DETROIT, March 5 (Reuters) - United Auto Workers President Bob King says he has finally begun to stem the decades-long membership decline in one of America’s most powerful labor unions, but his goal of organizing at least one foreign-owned automaker in the South continues to elude him.
King, 66, who is slated to step down in June 2014, said two years ago that the UAW did not have a future if it could not organize workers at plants in Mississippi, Alabama, Georgia and Tennessee that are owned by Japanese, German and South Korean auto makers.
In an interview on Monday, King said the so-called southern strategy is “still a huge priority,” but he no longer characterized it in do-or-die terms, noting that the UAW is also expanding beyond the auto industry into areas such as gaming, healthcare and higher education.
King said the percentage of union membership that is automotive is now less than half, with 4,400 agricultural workers and more than 5,000 casino workers joining in the past two and a half years.
“We are organizing in new areas, and we’re organizing in a broad spectrum. I think that’s good for any organization. Having multiple bases is better for the long term,” King told Reuters.
Still, that has not satisfied some critics, who say King had staked his presidency on pledges to organize a foreign-owned plant.
Debate over the union’s southern strategy resurfaced after a failed UAW-backed ballot proposal last fall to enshrine collective bargaining rights in Michigan’s state constitution. That defeat encouraged conservative legislators in December to pass a law making this bastion of organized labor the 24th right-to-work state, banning compulsory union membership as a condition of employment.
“If he fails to organize in the south and is a flop in Michigan, I think you could say he was a big failure,” said Bill Ballenger, a longtime pundit and publisher of Inside Michigan Politics, who is critical of what he calls the UAW president’s “confrontational approach.”
“The question at that point is, what has the guy really done? Has he been counterproductive? I think the answer is yes.”
UAW membership has plunged from 1.5 million in 1979 to 380,000 in 2011, with workers from General Motors Co, Ford Motor Co and Fiat’s Chrysler Group now representing about a third of the total, down from three-quarters in the 1970s.
Union membership remains concentrated in the Midwest and Northeast. Michigan, with 130,000 members, is the stronghold, followed by Ohio, Illinois, Indiana, New York and New Jersey.
In comparison, the UAW in 2011 had only 272 members in Mississippi, 448 in Alabama, 615 in Georgia and 4,065 in Tennessee.
All four states have large foreign-owned auto plants, none of which has UAW representation, although the union since 2011 has organized several smaller southern plants operated by U.S. parts suppliers and truck manufacturers.
“I‘m the eternal optimist,” King said, when asked if he thought the UAW would be able to organize workers at its current southern target, Nissan Motor Co’s Canton, Mississippi plant, before he retires. “I feel really good about this thing in Mississippi.”
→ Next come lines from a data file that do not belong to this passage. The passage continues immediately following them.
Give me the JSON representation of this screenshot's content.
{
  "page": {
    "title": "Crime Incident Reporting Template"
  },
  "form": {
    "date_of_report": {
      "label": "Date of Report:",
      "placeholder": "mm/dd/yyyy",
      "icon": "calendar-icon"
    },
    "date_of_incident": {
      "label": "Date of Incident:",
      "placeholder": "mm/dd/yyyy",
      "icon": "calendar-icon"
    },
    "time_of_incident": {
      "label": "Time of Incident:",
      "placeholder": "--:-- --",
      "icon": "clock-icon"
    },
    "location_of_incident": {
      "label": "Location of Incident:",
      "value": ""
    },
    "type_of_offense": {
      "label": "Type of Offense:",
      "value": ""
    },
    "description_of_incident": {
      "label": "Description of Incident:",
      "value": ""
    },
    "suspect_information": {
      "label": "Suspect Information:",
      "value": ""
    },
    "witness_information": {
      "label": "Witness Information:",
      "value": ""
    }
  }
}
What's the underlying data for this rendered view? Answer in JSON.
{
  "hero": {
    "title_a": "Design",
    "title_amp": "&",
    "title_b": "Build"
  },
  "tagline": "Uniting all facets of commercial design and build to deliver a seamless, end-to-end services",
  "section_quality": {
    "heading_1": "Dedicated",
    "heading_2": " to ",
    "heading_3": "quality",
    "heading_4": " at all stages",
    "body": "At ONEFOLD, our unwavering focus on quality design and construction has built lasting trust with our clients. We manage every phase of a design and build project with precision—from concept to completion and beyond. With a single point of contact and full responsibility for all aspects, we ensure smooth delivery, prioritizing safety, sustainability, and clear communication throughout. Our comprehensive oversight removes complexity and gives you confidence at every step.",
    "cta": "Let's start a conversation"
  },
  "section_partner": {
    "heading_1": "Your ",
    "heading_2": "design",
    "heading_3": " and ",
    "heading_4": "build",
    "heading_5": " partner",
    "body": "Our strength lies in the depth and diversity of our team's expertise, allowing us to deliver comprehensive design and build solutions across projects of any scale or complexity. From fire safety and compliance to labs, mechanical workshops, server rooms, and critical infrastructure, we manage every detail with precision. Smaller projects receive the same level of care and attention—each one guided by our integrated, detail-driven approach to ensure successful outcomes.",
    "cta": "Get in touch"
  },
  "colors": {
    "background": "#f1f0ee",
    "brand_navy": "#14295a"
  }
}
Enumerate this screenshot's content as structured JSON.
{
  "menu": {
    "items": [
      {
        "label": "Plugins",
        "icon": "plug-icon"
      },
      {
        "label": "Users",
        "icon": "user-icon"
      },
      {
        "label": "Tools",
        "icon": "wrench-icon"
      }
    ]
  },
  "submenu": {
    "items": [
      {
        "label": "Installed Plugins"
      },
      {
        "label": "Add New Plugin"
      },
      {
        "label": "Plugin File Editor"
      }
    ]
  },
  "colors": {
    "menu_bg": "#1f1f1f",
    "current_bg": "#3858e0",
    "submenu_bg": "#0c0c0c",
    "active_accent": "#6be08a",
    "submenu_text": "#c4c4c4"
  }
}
With revenue from dues plummeting 44 percent from 2001 to 2011, there is a sense of urgency behind both the southern strategy and the diversification drive.
“This is ‘Custer’s Last Stand,'” said Alfred DeMaria, whose New York-based law firm Clifton, Budd & DeMaria represents employers in labor disputes. DeMaria’s dire observation references the Battle of Little Bighorn in 1876 where Native Americans killed General George Custer and over 260 of his men.
Longtime labor expert Sean McAlinden disputes DeMaria’s contention.
“I don’t see this particular Nissan organizing effort as a bellwether that says if they don’t win this one, they’ve failed for good,” says McAlinden, chief economist with the Michigan-based Center for Automotive Research. “This is a very long process.”
Win or lose in the south, diversification remains a critical issue for the UAW.
“They need to diversify or die,” said Justin Wilson of the Center for Union Facts, a conservative group critical of union leadership.
King, who early in his career worked for each of the Detroit 3, has been a UAW member for more than 40 years. As a union vice president in the late 1990s and early 2000s, he spearheaded the UAW’s diversification drive, organizing tens of thousands of workers in retail companies and casinos, university graduate student teachers and research assistants, and federal, state and local government employees.
When asked if the southern strategy will determine his legacy, King said: “I don’t mind talking about where the UAW’s going and what we’re doing, but I think two years into (my) administration is too early to be talking about a legacy.”
“Give me another year, then talk about my legacy,” he said.